The person scans their body for physical reactions to the traumatic incident, and the therapist and the person name these physical feelings for further processing.


Establishing trust and expectations as part of a successful therapeutic partnership is the most important component of any treatment procedure. The therapist also teaches the individual fundamental self management and relaxation strategies that they may employ throughout the EMDR therapy procedure during the preparation phase.


The therapist and the subject collaborate to select a specific image connected with the target memory and any negative thoughts associated with the image. The individual is then instructed to concentrate solely on the negative self-belief. Next, the therapist instructs the client to choose a positive message that they would want to internalize and replace the negative self belief with.


Rhythmic stimuli are used during this phase, and the traumatic event and image are assessed jointly. When the stimuli are provided, the individual is advised to be open to whatever sensations, thoughts, or memories come to them.


The purpose of this step is to resolve any residual bodily responses to the memory. This is accomplished by employing the self-management strategies taught throughout the preparation phase. At the end of therapy, the individual is returned to a condition of stability.


At the start of each new session, the EMDR therapist evaluates the prior session’s findings to assess how helpful it was.EMDR treatment has been demonstrated to improve the symptoms of PTSD and other mental health issues in both the short and long term.


Experts in mental health services are broadening the scope of what EMDR can treat.

While EMDR was initially intended to treat major psychological trauma associated with post traumatic stress disorder, it has lately been employed as a therapy for other mental health conditions.

Treatment facilities for co-occurring drug use and mental health issues are also increasingly utilizing EMDR for healing addiction.


Post traumatic stress disorder (PTSD) is a severe mental illness caused by traumatic events or extreme emotional distress. Many combat veterans and military members on active duty suffer from PTSD. Distressing events experienced durings service has a longlasting effect. The US Department of Veterans Affairs recognizes PTSD as a common mental health disorder found among veterans. However, anyone can develop PTSD if they undergo a traumatic experience.

Some common causes of PTSD include:

• A disturbing event, such as a car accident, or robbery

• Living through a natural disaster

• Sexual or physical assault

• Traumatic memories of childhood abuse

• Death of a loved one

This list is not exhaustive, and when treating people with PTSD, it is important to remember that traumatic experiences differ from person to person.
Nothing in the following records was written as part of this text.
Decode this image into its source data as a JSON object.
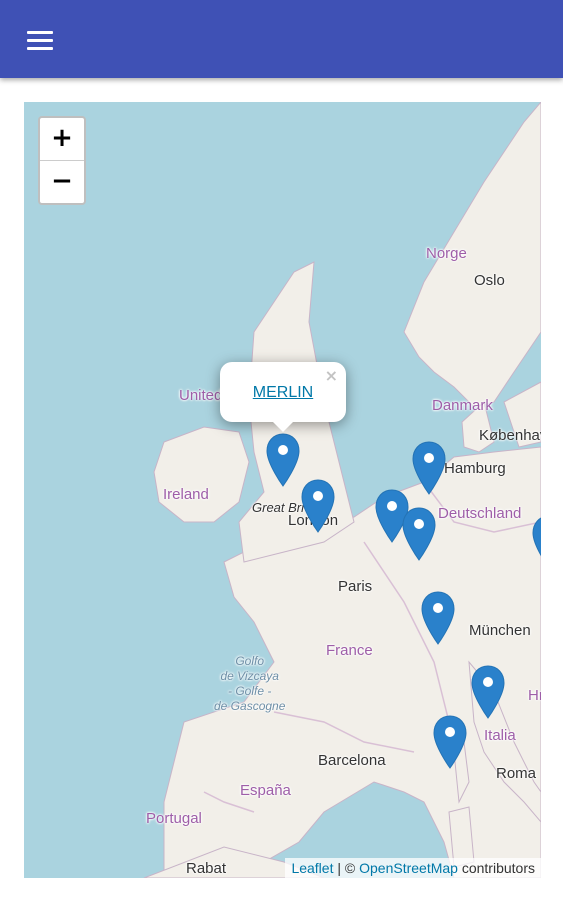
{
  "appbar": {
    "menu_icon": "hamburger-menu-icon",
    "color": "#3f51b5"
  },
  "map": {
    "zoom_in_label": "+",
    "zoom_out_label": "−",
    "popup": {
      "link_text": "MERLIN",
      "close_label": "×"
    },
    "attribution": {
      "leaflet": "Leaflet",
      "separator": " | © ",
      "osm": "OpenStreetMap",
      "suffix": " contributors"
    },
    "labels": {
      "norge": "Norge",
      "oslo": "Oslo",
      "danmark": "Danmark",
      "kobenhavn": "København",
      "hamburg": "Hamburg",
      "deutschland": "Deutschland",
      "united": "United",
      "ireland": "Ireland",
      "great_britain": "Great Bri",
      "london": "London",
      "paris": "Paris",
      "france": "France",
      "munchen": "München",
      "italia": "Italia",
      "roma": "Roma",
      "barcelona": "Barcelona",
      "espana": "España",
      "portugal": "Portugal",
      "rabat": "Rabat",
      "hr": "Hr",
      "golfe": "Golfo\nde Vizcaya\n- Golfe -\nde Gascogne"
    },
    "marker_color": "#2a81cb",
    "marker_count": 10
  }
}
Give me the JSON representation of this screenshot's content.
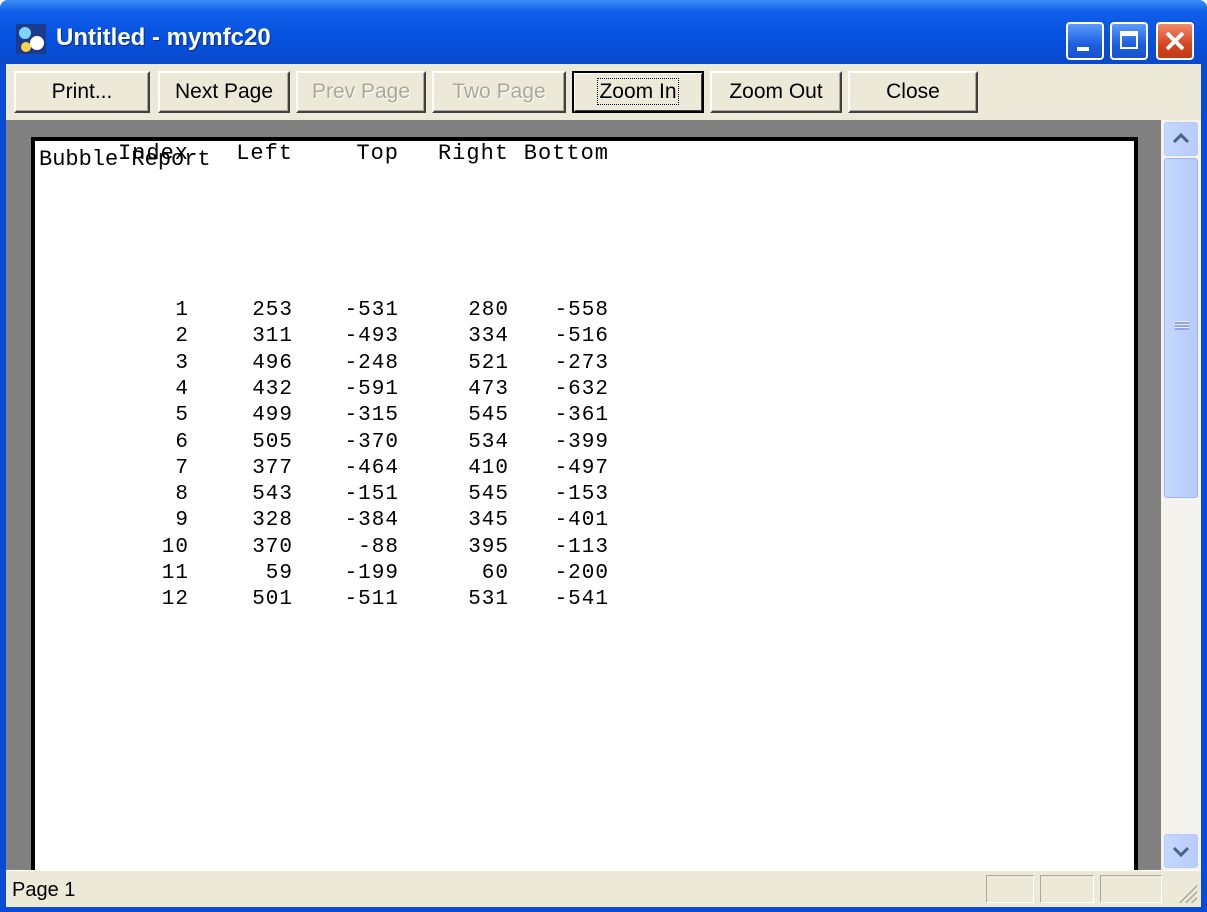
{
  "window": {
    "title": "Untitled - mymfc20",
    "app_icon": "app-icon",
    "controls": {
      "minimize": "minimize-icon",
      "maximize": "maximize-icon",
      "close": "close-icon"
    }
  },
  "toolbar": {
    "buttons": [
      {
        "label": "Print...",
        "enabled": true
      },
      {
        "label": "Next Page",
        "enabled": true
      },
      {
        "label": "Prev Page",
        "enabled": false
      },
      {
        "label": "Two Page",
        "enabled": false
      },
      {
        "label": "Zoom In",
        "enabled": true,
        "focused": true
      },
      {
        "label": "Zoom Out",
        "enabled": true
      },
      {
        "label": "Close",
        "enabled": true
      }
    ]
  },
  "report": {
    "title": "Bubble Report",
    "columns": [
      "Index",
      "Left",
      "Top",
      "Right",
      "Bottom"
    ],
    "rows": [
      [
        "1",
        "253",
        "-531",
        "280",
        "-558"
      ],
      [
        "2",
        "311",
        "-493",
        "334",
        "-516"
      ],
      [
        "3",
        "496",
        "-248",
        "521",
        "-273"
      ],
      [
        "4",
        "432",
        "-591",
        "473",
        "-632"
      ],
      [
        "5",
        "499",
        "-315",
        "545",
        "-361"
      ],
      [
        "6",
        "505",
        "-370",
        "534",
        "-399"
      ],
      [
        "7",
        "377",
        "-464",
        "410",
        "-497"
      ],
      [
        "8",
        "543",
        "-151",
        "545",
        "-153"
      ],
      [
        "9",
        "328",
        "-384",
        "345",
        "-401"
      ],
      [
        "10",
        "370",
        "-88",
        "395",
        "-113"
      ],
      [
        "11",
        "59",
        "-199",
        "60",
        "-200"
      ],
      [
        "12",
        "501",
        "-511",
        "531",
        "-541"
      ]
    ]
  },
  "statusbar": {
    "text": "Page 1"
  },
  "colors": {
    "titlebar": "#0551e0",
    "face": "#ece9d8",
    "close_button": "#d7441f",
    "preview_background": "#808080"
  }
}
Anyone can develop PTSD, just as some people may live through a traumatic event and not go on to develop PTSD. PTSD symptoms include:

• Having repeated nightmares and flashbacks of the traumatic event

• Avoiding people or places that remind the person of the trauma

• Substance abuse

• Suicidal tendencies in more severe cases

Often, PTSD patients will turn to drugs and alcohol in order to soothe symptoms.


Many people who struggle with substance abuse have also suffered trauma, which is frequently the root cause of a person’s addiction.
EMDR is increasingly being used in treating addiction to alleviate underlying trauma at the root of substance use disorders.


EMDR is a newer form of treatment. Despite this, the credibility of this therapy has rapidly grown. The criteria for offering EMDR therapy services were set early on, and any new therapist who delivers EMDR counseling must fulfill these stringent criteria.

Before marketing their services, EMDR therapy practitioners must undergo extensive training. Providers must first be certified as a counselor in their state before obtaining certification to administer EMDR therapy. EMDR credentials are valid for two years and must be updated through continuous education.

Many Psyclarity Health facilities provide EMDR therapy for treating trauma, addiction and co-occurring disorders to guarantee that our clients have access to the most up-to-date therapeutic approaches. All our EMDR therapists are highly skilled and accredited. Get in touch with us today for more information about EMDR therapy and how we can help you.